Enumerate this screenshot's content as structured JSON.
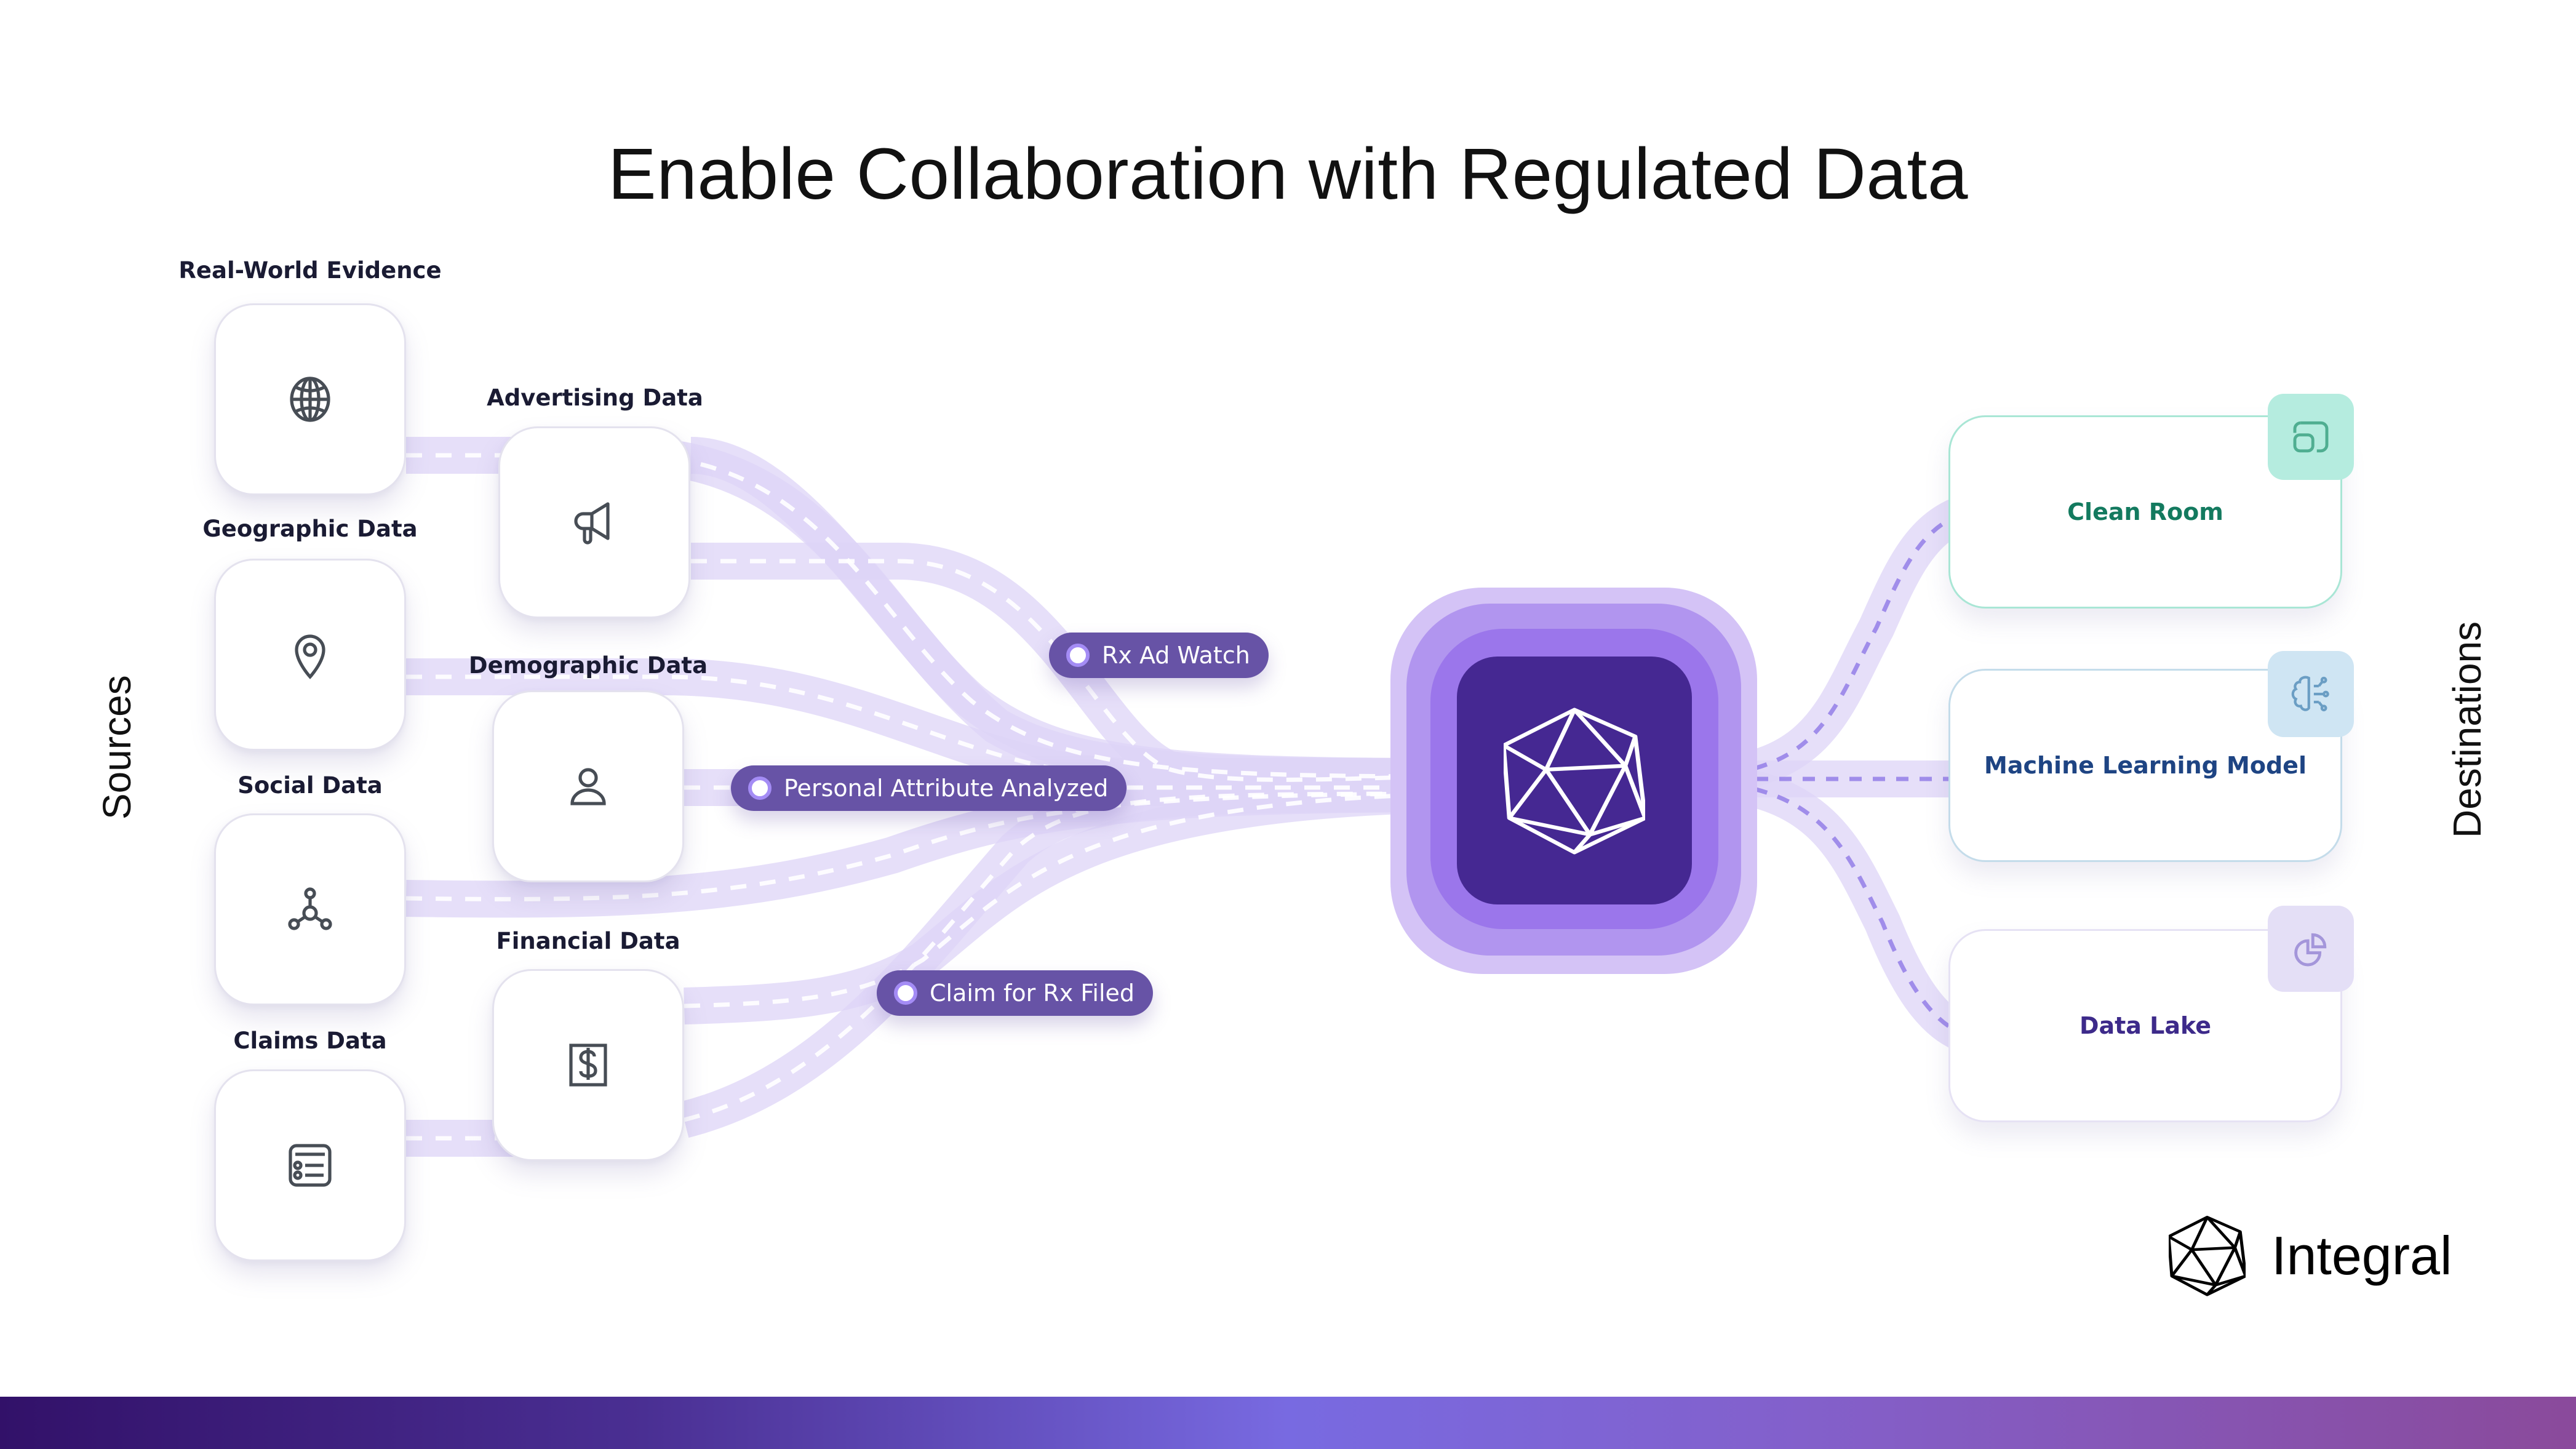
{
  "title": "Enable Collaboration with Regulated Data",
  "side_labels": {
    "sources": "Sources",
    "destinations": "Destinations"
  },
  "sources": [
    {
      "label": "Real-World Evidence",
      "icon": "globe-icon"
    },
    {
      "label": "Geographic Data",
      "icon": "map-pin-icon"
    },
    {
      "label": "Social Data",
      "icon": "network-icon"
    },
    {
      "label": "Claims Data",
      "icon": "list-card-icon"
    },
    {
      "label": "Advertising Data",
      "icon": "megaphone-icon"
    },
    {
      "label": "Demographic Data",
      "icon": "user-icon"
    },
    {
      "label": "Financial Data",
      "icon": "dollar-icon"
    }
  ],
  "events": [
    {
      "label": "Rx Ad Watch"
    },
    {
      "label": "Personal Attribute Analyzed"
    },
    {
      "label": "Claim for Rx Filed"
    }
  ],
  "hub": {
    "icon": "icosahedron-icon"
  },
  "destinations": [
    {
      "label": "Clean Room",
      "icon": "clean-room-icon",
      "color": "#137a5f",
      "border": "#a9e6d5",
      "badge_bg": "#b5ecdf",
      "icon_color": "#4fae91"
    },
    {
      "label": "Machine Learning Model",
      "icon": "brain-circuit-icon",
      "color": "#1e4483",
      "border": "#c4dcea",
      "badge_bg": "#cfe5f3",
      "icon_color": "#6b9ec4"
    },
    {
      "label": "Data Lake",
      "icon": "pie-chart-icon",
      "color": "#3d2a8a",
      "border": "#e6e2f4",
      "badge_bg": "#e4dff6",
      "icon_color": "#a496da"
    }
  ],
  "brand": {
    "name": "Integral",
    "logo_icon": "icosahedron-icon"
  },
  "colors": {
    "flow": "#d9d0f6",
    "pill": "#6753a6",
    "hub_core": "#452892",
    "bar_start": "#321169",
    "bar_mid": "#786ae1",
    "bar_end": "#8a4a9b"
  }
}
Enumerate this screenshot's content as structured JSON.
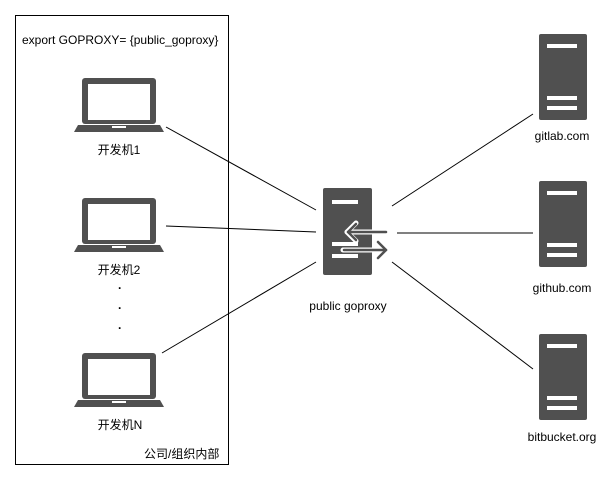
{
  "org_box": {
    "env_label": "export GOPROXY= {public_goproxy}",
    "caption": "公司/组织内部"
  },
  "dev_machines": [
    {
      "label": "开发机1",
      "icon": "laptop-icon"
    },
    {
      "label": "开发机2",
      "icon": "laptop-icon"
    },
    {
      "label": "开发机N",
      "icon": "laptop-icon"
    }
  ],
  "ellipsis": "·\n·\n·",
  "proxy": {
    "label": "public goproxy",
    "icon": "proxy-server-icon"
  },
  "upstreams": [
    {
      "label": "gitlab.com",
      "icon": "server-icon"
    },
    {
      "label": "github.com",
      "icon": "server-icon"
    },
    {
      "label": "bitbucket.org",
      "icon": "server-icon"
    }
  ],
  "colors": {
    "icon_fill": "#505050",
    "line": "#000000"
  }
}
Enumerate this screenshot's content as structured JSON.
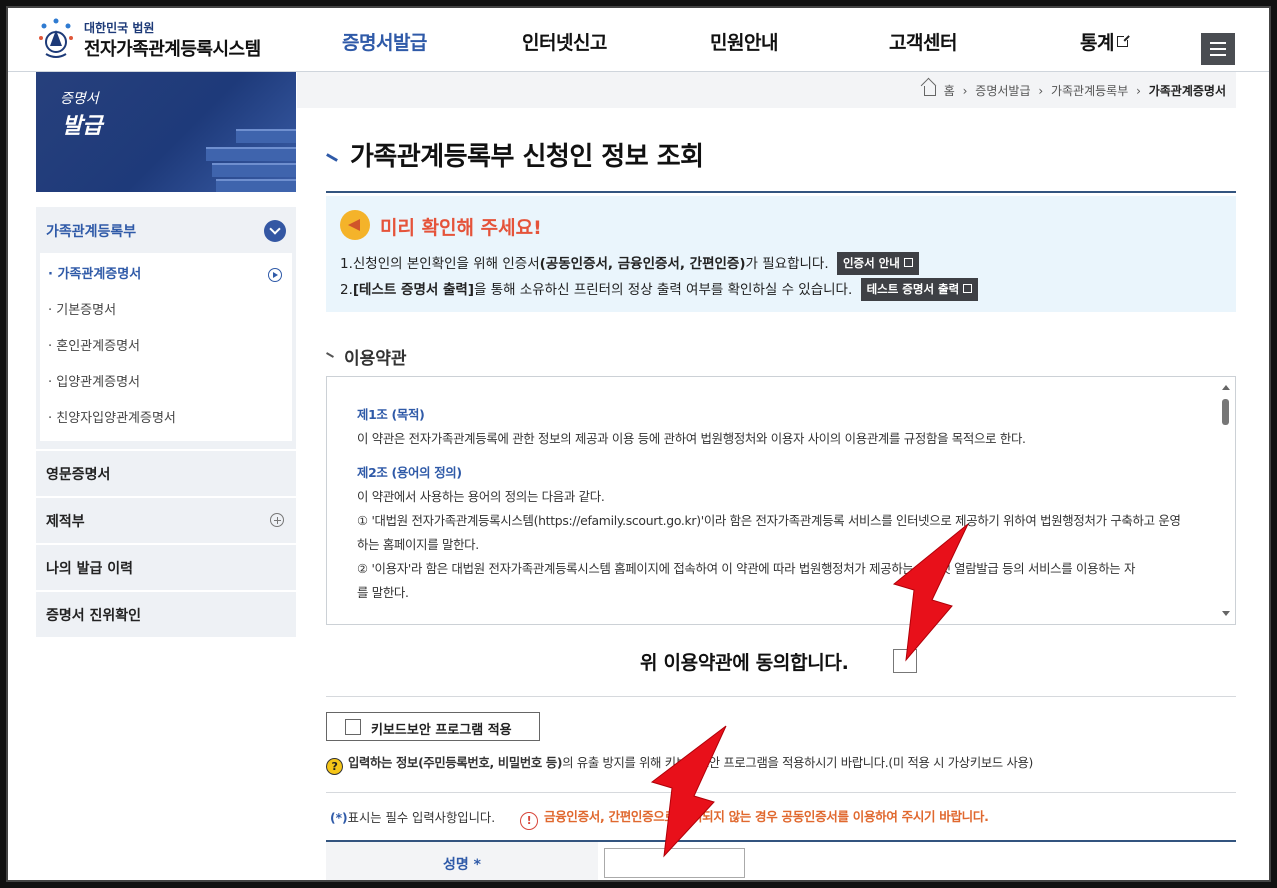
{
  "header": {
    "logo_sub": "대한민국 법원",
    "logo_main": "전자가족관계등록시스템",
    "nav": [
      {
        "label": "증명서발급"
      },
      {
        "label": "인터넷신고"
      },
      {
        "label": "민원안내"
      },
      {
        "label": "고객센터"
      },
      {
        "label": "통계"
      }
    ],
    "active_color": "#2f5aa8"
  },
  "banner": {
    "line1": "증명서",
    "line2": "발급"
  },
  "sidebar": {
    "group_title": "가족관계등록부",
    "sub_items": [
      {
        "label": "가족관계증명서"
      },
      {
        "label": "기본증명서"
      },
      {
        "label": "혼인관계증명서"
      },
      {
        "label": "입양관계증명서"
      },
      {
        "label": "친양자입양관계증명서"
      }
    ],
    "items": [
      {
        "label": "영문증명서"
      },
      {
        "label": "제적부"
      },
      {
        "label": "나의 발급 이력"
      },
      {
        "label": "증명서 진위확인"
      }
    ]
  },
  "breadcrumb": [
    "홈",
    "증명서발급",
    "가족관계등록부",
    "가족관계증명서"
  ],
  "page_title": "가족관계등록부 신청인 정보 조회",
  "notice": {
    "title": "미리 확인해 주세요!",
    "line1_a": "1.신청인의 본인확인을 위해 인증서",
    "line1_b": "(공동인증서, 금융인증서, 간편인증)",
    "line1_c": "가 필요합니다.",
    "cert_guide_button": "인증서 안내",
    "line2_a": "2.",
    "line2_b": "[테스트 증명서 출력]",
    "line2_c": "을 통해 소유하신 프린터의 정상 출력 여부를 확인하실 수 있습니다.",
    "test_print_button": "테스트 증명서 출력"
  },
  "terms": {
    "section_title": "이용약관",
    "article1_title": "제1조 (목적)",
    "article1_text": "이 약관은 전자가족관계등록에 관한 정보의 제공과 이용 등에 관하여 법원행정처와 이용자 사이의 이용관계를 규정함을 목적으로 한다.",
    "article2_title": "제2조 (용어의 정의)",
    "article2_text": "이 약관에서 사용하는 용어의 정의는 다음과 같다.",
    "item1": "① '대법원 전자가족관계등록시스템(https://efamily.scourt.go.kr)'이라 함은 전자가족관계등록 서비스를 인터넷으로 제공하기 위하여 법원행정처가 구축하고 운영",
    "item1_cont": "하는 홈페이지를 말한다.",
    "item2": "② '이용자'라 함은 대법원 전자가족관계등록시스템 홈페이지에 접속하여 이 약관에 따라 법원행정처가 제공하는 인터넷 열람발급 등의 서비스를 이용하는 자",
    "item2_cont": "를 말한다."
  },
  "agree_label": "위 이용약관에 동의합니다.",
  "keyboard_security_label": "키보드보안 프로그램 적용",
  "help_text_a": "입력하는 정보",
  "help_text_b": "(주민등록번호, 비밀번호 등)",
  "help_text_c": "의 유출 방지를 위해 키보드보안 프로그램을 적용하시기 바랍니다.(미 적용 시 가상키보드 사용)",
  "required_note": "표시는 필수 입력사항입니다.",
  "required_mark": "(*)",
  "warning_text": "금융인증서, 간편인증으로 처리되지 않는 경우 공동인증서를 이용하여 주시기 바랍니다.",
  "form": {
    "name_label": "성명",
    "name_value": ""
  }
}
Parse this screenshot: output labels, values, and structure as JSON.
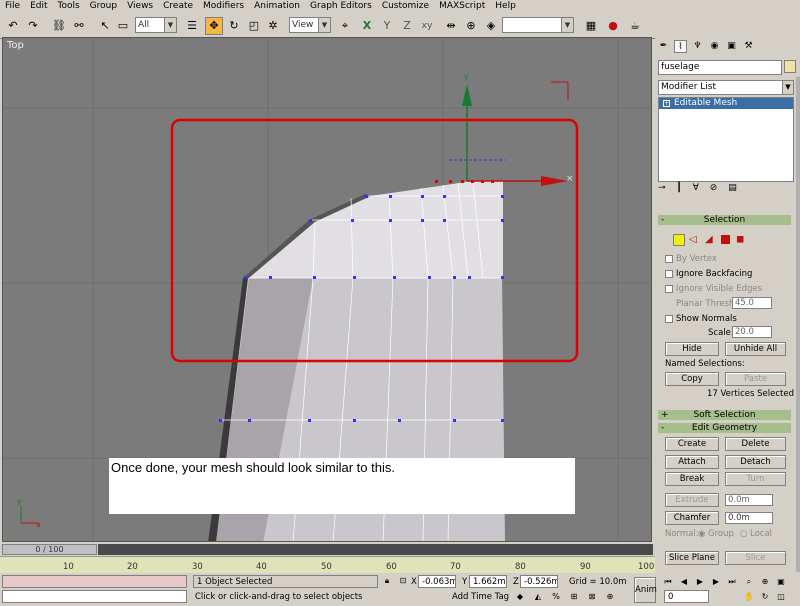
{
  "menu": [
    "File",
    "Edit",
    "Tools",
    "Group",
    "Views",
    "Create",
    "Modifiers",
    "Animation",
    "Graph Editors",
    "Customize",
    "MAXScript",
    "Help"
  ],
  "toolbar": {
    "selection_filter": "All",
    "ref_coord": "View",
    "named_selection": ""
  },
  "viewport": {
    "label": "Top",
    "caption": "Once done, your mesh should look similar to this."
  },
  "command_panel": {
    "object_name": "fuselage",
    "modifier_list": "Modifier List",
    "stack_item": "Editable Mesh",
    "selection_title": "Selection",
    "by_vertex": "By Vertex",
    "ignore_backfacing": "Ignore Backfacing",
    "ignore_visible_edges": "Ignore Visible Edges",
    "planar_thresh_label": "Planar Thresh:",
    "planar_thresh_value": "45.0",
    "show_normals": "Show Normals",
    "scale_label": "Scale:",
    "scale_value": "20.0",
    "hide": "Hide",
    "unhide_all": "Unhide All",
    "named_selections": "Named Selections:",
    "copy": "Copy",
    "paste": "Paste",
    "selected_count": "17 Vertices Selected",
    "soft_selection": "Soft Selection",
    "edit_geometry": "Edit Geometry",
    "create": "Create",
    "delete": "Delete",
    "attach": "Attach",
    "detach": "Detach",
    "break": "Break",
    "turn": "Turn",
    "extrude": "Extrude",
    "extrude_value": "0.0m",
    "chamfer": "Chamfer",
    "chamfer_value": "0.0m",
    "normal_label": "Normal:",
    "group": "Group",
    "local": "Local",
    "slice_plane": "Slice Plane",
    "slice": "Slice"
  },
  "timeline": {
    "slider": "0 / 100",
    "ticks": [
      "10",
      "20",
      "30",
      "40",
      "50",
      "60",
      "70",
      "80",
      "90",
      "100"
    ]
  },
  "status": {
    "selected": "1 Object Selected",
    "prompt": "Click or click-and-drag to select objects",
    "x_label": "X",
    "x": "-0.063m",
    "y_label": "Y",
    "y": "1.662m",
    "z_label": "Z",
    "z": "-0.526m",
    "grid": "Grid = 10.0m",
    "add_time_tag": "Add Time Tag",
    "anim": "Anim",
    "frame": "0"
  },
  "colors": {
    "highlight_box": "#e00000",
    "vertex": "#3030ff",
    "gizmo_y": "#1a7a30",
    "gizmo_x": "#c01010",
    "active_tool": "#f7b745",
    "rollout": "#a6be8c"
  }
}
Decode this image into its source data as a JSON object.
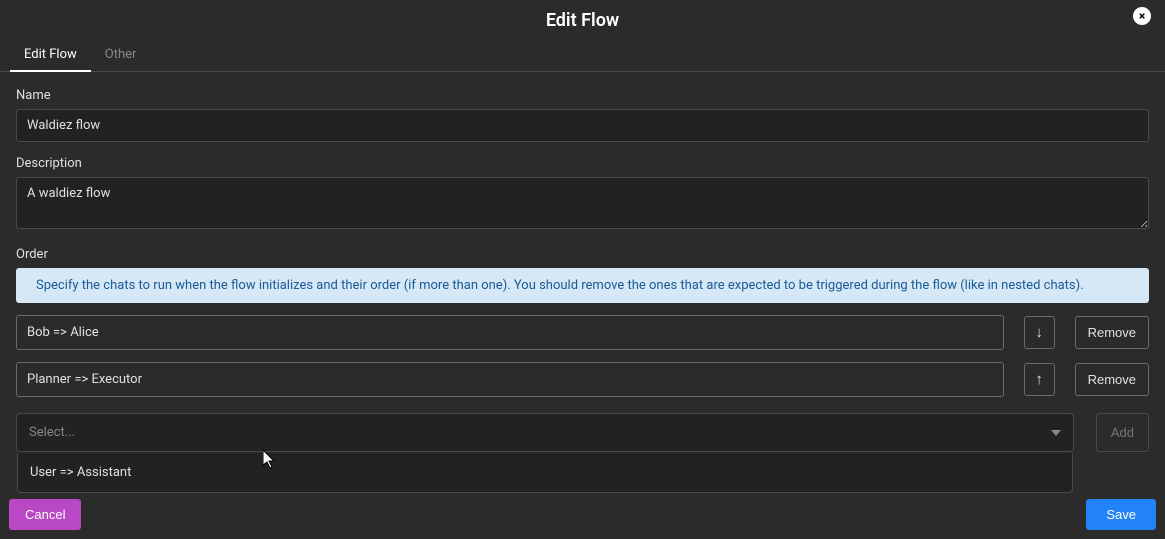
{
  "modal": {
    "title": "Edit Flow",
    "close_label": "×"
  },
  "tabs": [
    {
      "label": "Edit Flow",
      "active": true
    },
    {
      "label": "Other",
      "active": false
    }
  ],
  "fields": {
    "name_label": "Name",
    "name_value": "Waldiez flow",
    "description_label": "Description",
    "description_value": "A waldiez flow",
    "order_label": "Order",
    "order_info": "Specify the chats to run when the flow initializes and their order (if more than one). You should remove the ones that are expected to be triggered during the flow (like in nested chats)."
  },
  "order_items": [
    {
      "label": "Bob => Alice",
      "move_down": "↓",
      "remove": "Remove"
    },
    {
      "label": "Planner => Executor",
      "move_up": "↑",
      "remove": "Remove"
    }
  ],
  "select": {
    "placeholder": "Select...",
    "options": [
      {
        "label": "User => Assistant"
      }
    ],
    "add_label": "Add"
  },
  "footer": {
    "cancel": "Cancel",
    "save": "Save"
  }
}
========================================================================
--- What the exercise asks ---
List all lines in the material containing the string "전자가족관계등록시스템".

--- Exercise result ---
    "logo_main": "전자가족관계등록시스템",
    "item1": "① '대법원 전자가족관계등록시스템(https://efamily.scourt.go.kr)'이라 함은 전자가족관계등록 서비스를 인터넷으로 제공하기 위하여 법원행정처가 구축하고 운영",
    "item2": "② '이용자'라 함은 대법원 전자가족관계등록시스템 홈페이지에 접속하여 이 약관에 따라 법원행정처가 제공하는 인터넷 열람발급 등의 서비스를 이용하는 자",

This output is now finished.